SPREP Director-General David Sheppard has welcomed yesterday’s decision by the Western Central Pacific Fisheries Commission (WCPFC) to introduce restrictions on fishing methods employed by members to catch sharks in Pacific Islands waters.
The WCPFC today approved a Conservation Management Measure put forward by the Forum Fisheries Agency on behalf of Pacific island members to ban either dedicated shark lines or wire traces on longlines.
“I congratulate Palau for again showing leadership in promoting a consensus on measures to mitigate and reduce shark catches by fishing nations operating in the region,” Mr Sheppard said.”Like several other Pacific island countries, Palau has taken the bold step of declaring its waters a shark sanctuary, and the decision by the Commission, that they have helped to broker, provides a small but significant step towards better protection and conservation management of sharks.”
“With so many species of sharks in our waters now in dire straits because of overfishing, the fleets of distant water fishing nations now need to take further steps to complement the initiatives that have been taken by Pacific island countries to conserve sharks, through the establishment of shark sanctuaries in their Exclusive Economic Zones and through their support for the global measures being taken by the Convention on Migratory Species and the Convention for International Trade in Endangered Species.”

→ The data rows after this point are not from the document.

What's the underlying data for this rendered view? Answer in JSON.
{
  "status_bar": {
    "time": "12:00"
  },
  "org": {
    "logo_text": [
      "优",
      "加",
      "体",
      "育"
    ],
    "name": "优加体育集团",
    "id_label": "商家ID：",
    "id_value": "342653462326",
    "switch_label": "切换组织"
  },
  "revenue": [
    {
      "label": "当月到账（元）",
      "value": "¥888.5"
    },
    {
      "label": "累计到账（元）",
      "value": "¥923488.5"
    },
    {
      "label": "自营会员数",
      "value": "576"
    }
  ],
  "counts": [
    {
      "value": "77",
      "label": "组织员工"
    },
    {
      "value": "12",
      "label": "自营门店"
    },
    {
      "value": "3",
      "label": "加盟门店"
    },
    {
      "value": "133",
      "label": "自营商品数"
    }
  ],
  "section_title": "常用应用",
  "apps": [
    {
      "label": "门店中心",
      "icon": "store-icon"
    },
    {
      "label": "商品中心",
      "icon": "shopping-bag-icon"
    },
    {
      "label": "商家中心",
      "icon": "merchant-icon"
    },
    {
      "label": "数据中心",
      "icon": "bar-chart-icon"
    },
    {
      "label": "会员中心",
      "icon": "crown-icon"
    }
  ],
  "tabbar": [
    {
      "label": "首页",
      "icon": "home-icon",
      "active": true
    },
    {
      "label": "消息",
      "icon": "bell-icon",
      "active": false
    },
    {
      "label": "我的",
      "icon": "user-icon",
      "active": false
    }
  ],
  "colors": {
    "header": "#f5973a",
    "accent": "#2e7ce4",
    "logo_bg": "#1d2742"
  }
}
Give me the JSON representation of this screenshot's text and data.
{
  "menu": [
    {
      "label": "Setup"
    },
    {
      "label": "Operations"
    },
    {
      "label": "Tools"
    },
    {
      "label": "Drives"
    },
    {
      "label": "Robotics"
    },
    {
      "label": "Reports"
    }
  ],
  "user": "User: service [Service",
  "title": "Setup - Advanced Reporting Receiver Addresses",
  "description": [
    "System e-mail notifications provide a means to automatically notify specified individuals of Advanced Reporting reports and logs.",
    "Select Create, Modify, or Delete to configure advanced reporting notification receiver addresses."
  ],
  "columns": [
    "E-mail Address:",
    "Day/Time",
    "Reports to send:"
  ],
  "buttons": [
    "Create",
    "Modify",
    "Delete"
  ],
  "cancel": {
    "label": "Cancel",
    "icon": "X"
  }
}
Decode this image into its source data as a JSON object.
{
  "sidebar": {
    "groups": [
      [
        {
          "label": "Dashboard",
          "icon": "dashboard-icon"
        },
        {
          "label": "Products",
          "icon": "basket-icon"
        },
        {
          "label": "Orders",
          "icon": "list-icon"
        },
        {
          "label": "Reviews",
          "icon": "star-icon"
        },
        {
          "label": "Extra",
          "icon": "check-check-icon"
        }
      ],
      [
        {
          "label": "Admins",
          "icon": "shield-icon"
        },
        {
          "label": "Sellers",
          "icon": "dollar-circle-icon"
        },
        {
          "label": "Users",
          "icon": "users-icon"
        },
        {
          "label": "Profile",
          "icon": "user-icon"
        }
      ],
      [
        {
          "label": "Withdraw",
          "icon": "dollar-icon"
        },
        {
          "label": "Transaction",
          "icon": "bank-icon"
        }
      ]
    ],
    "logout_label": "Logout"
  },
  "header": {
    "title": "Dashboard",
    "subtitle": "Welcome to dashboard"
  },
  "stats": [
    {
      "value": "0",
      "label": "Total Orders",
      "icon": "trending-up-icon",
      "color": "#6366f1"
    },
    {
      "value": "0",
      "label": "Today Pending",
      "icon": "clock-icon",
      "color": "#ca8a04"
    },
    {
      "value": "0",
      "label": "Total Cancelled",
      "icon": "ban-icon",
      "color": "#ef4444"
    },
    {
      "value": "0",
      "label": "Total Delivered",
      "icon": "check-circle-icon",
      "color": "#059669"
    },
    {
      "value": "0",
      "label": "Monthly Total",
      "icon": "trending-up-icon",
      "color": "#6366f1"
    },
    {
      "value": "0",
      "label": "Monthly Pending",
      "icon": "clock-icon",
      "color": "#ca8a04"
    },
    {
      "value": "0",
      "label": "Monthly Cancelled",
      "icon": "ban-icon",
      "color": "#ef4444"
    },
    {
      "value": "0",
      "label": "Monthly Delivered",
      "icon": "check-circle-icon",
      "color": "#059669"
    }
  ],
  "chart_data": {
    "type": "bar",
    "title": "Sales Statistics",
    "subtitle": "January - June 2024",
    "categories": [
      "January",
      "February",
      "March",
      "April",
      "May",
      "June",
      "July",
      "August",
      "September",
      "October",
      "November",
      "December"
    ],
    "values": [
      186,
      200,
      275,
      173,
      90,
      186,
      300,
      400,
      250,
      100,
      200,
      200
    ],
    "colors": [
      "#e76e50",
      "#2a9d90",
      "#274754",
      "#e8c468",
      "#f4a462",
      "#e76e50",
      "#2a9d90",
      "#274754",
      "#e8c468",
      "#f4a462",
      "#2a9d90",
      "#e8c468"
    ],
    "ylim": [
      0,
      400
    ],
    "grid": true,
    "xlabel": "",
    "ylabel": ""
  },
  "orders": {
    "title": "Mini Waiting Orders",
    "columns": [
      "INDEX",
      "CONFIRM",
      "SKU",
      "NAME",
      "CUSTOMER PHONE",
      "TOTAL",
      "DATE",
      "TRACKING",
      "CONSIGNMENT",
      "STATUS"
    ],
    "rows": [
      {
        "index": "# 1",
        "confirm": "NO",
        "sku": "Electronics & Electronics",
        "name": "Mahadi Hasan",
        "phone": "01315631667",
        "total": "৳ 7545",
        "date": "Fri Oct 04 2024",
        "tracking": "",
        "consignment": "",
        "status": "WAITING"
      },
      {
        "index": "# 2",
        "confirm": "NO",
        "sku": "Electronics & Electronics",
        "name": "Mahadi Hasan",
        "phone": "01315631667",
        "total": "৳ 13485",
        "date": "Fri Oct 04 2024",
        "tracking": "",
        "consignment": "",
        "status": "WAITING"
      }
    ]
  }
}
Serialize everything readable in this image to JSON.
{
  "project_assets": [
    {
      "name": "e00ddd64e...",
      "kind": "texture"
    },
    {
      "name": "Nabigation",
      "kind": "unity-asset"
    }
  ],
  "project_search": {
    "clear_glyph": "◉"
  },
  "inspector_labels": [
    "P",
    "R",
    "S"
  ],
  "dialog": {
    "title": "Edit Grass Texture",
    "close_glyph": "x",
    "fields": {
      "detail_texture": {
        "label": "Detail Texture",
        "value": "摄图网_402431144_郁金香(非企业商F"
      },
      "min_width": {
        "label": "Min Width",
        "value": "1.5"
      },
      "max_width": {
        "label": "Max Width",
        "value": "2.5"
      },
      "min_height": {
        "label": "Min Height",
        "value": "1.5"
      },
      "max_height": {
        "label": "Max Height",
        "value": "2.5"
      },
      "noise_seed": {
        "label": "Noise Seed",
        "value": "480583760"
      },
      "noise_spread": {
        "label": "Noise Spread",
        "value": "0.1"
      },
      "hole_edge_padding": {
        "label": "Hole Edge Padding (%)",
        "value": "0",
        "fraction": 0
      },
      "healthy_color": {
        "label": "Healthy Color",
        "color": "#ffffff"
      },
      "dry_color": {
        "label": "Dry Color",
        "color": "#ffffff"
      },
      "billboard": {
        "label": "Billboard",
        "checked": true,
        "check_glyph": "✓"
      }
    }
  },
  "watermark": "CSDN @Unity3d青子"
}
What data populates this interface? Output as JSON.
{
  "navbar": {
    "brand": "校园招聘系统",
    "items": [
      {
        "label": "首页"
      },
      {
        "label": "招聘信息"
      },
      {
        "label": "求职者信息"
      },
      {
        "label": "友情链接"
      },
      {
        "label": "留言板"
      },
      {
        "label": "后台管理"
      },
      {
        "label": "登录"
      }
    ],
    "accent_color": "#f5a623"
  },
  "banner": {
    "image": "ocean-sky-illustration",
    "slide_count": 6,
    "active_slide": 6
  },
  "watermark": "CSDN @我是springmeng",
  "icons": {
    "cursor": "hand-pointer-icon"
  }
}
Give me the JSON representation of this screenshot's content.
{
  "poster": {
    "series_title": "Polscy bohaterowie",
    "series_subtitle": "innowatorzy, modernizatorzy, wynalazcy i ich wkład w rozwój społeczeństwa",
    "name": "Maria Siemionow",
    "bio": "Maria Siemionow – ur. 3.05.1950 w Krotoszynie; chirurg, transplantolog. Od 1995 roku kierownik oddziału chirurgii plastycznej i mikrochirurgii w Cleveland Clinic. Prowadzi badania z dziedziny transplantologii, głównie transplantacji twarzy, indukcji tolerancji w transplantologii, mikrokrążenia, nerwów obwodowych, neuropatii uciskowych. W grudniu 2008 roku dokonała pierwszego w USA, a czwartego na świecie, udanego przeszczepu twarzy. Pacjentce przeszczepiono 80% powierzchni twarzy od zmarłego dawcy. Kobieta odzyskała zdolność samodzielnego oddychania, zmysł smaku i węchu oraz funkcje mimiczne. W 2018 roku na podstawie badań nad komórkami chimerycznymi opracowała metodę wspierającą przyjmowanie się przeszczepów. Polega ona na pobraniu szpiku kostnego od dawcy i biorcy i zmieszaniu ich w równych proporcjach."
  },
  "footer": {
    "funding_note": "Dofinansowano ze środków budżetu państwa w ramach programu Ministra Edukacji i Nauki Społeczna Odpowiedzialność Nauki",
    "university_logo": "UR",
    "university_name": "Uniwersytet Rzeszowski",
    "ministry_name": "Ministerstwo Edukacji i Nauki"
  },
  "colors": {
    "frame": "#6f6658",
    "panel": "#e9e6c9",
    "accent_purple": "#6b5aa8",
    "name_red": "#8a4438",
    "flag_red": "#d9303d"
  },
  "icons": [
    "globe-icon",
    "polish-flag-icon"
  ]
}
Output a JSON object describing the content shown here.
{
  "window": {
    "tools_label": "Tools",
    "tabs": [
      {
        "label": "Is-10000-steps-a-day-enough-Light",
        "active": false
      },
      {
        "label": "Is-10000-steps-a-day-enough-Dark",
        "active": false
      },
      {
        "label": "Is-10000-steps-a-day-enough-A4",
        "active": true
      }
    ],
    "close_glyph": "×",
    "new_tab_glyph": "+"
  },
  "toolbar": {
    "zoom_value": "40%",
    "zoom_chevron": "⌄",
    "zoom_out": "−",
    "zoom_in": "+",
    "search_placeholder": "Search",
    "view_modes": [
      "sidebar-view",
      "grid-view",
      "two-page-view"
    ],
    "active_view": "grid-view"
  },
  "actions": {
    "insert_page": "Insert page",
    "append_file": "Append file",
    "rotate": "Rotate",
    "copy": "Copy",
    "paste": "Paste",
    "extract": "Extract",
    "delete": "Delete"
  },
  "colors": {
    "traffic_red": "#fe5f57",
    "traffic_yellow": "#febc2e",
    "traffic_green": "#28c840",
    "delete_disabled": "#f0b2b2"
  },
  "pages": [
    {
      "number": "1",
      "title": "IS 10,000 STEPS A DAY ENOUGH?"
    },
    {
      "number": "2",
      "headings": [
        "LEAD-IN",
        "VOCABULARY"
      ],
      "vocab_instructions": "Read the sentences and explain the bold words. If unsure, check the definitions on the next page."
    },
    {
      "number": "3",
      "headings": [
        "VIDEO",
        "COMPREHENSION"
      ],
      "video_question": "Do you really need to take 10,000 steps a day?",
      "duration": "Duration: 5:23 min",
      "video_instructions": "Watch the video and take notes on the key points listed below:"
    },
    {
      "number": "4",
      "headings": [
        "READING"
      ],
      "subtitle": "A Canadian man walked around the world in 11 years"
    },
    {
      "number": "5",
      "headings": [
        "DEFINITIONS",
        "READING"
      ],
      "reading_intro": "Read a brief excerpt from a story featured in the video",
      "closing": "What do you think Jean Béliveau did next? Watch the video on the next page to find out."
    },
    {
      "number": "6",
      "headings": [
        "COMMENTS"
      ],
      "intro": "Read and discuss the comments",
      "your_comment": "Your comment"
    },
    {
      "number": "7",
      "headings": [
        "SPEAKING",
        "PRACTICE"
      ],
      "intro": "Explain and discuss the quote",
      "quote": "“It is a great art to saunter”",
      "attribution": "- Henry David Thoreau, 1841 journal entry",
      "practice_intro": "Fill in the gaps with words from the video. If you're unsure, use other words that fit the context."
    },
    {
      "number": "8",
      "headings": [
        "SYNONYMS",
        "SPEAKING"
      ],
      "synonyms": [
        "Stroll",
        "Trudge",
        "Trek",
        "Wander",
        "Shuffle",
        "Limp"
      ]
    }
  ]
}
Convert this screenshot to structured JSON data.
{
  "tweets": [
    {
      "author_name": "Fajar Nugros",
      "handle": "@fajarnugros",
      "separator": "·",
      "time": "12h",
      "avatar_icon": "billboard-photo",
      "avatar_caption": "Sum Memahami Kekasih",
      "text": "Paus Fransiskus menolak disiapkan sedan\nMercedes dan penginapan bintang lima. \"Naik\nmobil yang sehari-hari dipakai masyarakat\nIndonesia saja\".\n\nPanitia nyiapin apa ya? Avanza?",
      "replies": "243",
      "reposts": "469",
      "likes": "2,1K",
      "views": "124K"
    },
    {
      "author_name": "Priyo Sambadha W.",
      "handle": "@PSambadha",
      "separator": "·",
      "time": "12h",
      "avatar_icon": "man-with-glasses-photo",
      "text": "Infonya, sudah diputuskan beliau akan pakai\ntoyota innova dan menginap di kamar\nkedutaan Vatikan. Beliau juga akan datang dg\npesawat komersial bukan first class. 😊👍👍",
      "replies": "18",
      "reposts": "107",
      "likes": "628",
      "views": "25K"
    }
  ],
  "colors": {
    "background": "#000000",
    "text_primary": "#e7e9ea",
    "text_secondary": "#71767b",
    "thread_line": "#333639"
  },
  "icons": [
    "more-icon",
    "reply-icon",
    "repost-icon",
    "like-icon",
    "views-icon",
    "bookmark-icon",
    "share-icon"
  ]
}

“SPREP welcomes the commitment by Japan, China, Korea, and Taiwan to take some small but significant steps to reduce their shark catch, but there is still much to be done to bring the catch of sharks in the Pacific islands to sustainable levels and encourage the rebuilding of the most seriously depleted species. We will work constructively with the members of SPREP, regional agencies, other fishing nations and stakeholders to build on today’s decision and secure a better future for sharks in our region,” Mr Sheppard concluded.